"We want our city to know that we care deeply about the issue of gun violence. We may not have all the answers, but we're here tonight to start and continue a conversation," youth council member Vivika Cheemakoti said during Wednesday's event.

Panelists started by responding to questions and sharing some of their own experiences with gun violence before youth council members took the stage. The panelists included Chattanooga Mayor Andy Berke, Public Safety Coordinator Troy Rogers, Assistant Police Chief Danna Vaughn and Dr. Dave Bhattacharya, a pediatric trauma surgeon at the Children's Hospital at Erlanger.

(Read more: How much does gun violence cost Chattanooga, the state and the country?) 

Elijah Miller-Parker, who spoke on behalf of his group, said economic empowerment for disadvantaged youth and people with criminal records would have the greatest impact.

"There is a direct correlation between crime, poverty and unemployment. Only 31% of former felons were employed after two months," he said, suggesting that tax breaks, training, and incentives for employers to hire and train ex-convicts could help prevent future acts of violence.
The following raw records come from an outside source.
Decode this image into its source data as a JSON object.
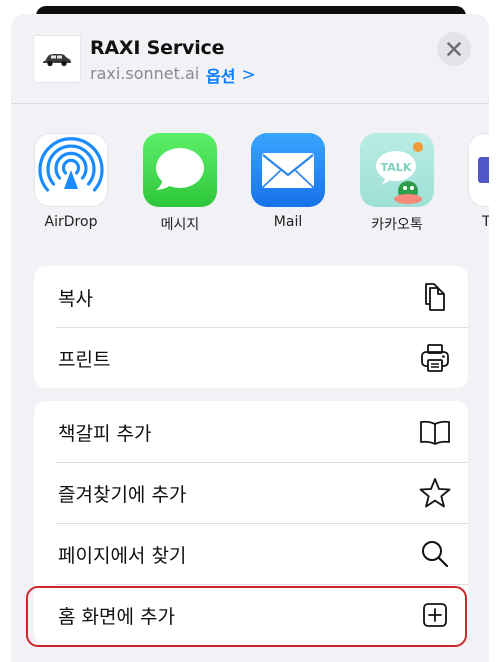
{
  "header": {
    "title": "RAXI Service",
    "url": "raxi.sonnet.ai",
    "options_label": "옵션",
    "options_chevron": ">"
  },
  "apps": [
    {
      "label": "AirDrop",
      "icon": "airdrop-icon"
    },
    {
      "label": "메시지",
      "icon": "messages-icon"
    },
    {
      "label": "Mail",
      "icon": "mail-icon"
    },
    {
      "label": "카카오톡",
      "icon": "kakaotalk-icon"
    },
    {
      "label": "Te",
      "icon": "teams-icon"
    }
  ],
  "kakao_badge": "TALK",
  "actions_group1": [
    {
      "label": "복사",
      "icon": "copy-icon"
    },
    {
      "label": "프린트",
      "icon": "print-icon"
    }
  ],
  "actions_group2": [
    {
      "label": "책갈피 추가",
      "icon": "bookmark-book-icon"
    },
    {
      "label": "즐겨찾기에 추가",
      "icon": "star-icon"
    },
    {
      "label": "페이지에서 찾기",
      "icon": "search-icon"
    },
    {
      "label": "홈 화면에 추가",
      "icon": "add-square-icon"
    }
  ],
  "colors": {
    "accent": "#0a7cff",
    "highlight": "#d0242b",
    "sheet": "#f2f2f6"
  }
}
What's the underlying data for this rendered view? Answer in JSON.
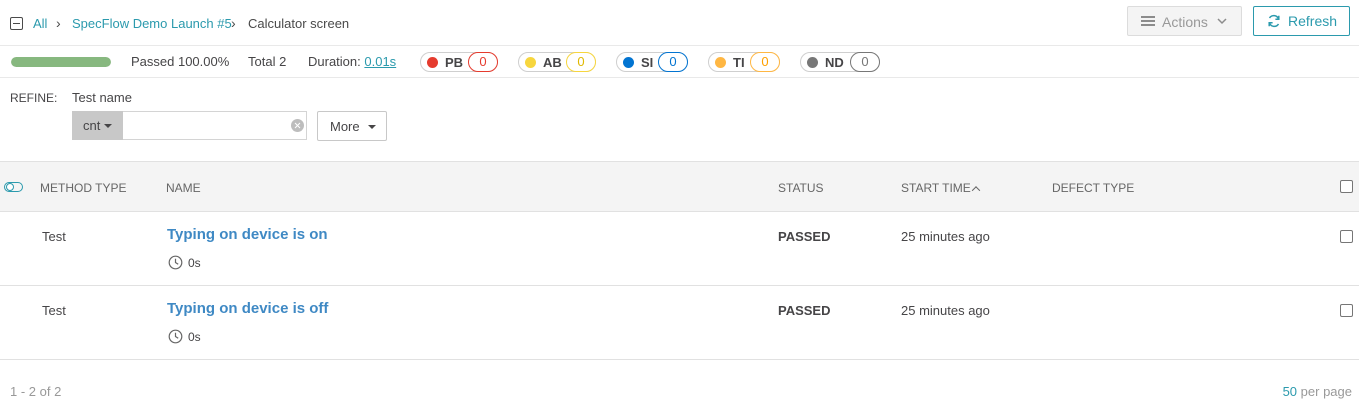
{
  "breadcrumb": {
    "items": [
      "All",
      "SpecFlow Demo Launch #5",
      "Calculator screen"
    ]
  },
  "header": {
    "actions_label": "Actions",
    "refresh_label": "Refresh"
  },
  "stats": {
    "progress_percent": 100,
    "passed_text": "Passed 100.00%",
    "total_text": "Total 2",
    "duration_label": "Duration:",
    "duration_value": "0.01s",
    "defects": [
      {
        "code": "PB",
        "count": "0",
        "color": "#e53b2e"
      },
      {
        "code": "AB",
        "count": "0",
        "color": "#f7d63e"
      },
      {
        "code": "SI",
        "count": "0",
        "color": "#0274d1"
      },
      {
        "code": "TI",
        "count": "0",
        "color": "#ffb743"
      },
      {
        "code": "ND",
        "count": "0",
        "color": "#777777"
      }
    ]
  },
  "refine": {
    "label": "REFINE:",
    "field_label": "Test name",
    "condition": "cnt",
    "input_value": "",
    "input_placeholder": "",
    "more_label": "More"
  },
  "table": {
    "columns": [
      "METHOD TYPE",
      "NAME",
      "STATUS",
      "START TIME",
      "DEFECT TYPE"
    ],
    "sort_column": "START TIME",
    "rows": [
      {
        "method_type": "Test",
        "name": "Typing on device is on",
        "duration": "0s",
        "status": "PASSED",
        "start_time": "25 minutes ago",
        "defect_type": ""
      },
      {
        "method_type": "Test",
        "name": "Typing on device is off",
        "duration": "0s",
        "status": "PASSED",
        "start_time": "25 minutes ago",
        "defect_type": ""
      }
    ]
  },
  "footer": {
    "range_text": "1 - 2 of 2",
    "per_page_value": "50",
    "per_page_label": "per page"
  },
  "colors": {
    "accent": "#2b9aad",
    "link": "#3f89c4",
    "progress_passed": "#87b87f"
  }
}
Other common themes included a need for more mentorship programs, school counselors and education both in school and throughout the community.

Berke said he loved how students targeted gun violence upstream by looking at "all these different ways that we have to attack the problem."

"That's the only way we're going to continue to make a dent in the issue," he said.

The event comes several months after the Times Free Press wrote a series about the cost of gun violence in Chattanooga. At a forum after the series ran, local residents discussed possible solutions to gun violence and causes of the violence with ideas ranging from poverty to toxic masculinity and a fascination with guns. 

The Mayor's Youth Council recruits a new cohort of high school juniors and seniors each school year. Previous councils focused on voting, homelessness, mental health awareness, gang violence, climate change and environmental issues, among other issues.

Contact Elizabeth Fite at or 423-757-6673.